What the exercise asks - Without changing a word, repeat the data, and include no pictures.

Dataset records -
* * * *

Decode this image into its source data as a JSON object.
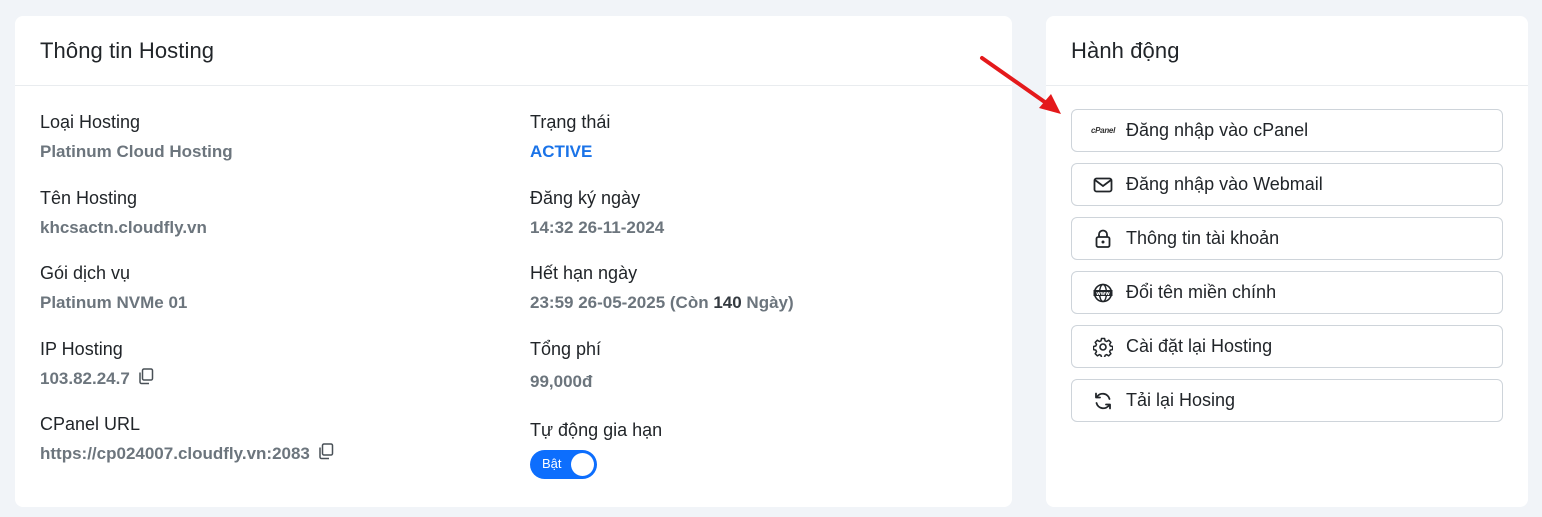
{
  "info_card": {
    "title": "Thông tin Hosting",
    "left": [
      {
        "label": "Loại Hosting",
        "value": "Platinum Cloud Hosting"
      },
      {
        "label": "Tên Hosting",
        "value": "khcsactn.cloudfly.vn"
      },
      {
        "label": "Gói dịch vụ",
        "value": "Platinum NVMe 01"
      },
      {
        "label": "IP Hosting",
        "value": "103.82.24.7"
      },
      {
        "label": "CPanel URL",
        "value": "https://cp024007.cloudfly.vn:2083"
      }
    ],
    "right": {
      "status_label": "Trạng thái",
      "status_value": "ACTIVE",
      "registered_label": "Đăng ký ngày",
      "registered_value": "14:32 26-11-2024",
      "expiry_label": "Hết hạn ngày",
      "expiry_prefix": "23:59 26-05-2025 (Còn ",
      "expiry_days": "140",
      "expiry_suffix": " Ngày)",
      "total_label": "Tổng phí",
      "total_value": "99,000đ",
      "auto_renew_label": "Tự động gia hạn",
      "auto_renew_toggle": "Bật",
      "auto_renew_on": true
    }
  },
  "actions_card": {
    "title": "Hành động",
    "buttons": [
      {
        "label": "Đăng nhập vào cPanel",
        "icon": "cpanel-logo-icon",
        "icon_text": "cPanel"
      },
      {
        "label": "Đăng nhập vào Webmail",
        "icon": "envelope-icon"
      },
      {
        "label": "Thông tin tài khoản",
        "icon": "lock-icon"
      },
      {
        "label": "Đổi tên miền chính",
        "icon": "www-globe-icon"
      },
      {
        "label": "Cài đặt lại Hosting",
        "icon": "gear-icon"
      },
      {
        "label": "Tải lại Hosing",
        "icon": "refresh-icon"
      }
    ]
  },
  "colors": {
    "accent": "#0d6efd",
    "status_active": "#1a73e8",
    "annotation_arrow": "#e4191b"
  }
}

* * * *

Task response -
Decode this image into its source data as a JSON object.
{
  "info_card": {
    "title": "Thông tin Hosting",
    "left": [
      {
        "label": "Loại Hosting",
        "value": "Platinum Cloud Hosting"
      },
      {
        "label": "Tên Hosting",
        "value": "khcsactn.cloudfly.vn"
      },
      {
        "label": "Gói dịch vụ",
        "value": "Platinum NVMe 01"
      },
      {
        "label": "IP Hosting",
        "value": "103.82.24.7"
      },
      {
        "label": "CPanel URL",
        "value": "https://cp024007.cloudfly.vn:2083"
      }
    ],
    "right": {
      "status_label": "Trạng thái",
      "status_value": "ACTIVE",
      "registered_label": "Đăng ký ngày",
      "registered_value": "14:32 26-11-2024",
      "expiry_label": "Hết hạn ngày",
      "expiry_prefix": "23:59 26-05-2025 (Còn ",
      "expiry_days": "140",
      "expiry_suffix": " Ngày)",
      "total_label": "Tổng phí",
      "total_value": "99,000đ",
      "auto_renew_label": "Tự động gia hạn",
      "auto_renew_toggle": "Bật",
      "auto_renew_on": true
    }
  },
  "actions_card": {
    "title": "Hành động",
    "buttons": [
      {
        "label": "Đăng nhập vào cPanel",
        "icon": "cpanel-logo-icon",
        "icon_text": "cPanel"
      },
      {
        "label": "Đăng nhập vào Webmail",
        "icon": "envelope-icon"
      },
      {
        "label": "Thông tin tài khoản",
        "icon": "lock-icon"
      },
      {
        "label": "Đổi tên miền chính",
        "icon": "www-globe-icon"
      },
      {
        "label": "Cài đặt lại Hosting",
        "icon": "gear-icon"
      },
      {
        "label": "Tải lại Hosing",
        "icon": "refresh-icon"
      }
    ]
  },
  "colors": {
    "accent": "#0d6efd",
    "status_active": "#1a73e8",
    "annotation_arrow": "#e4191b"
  }
}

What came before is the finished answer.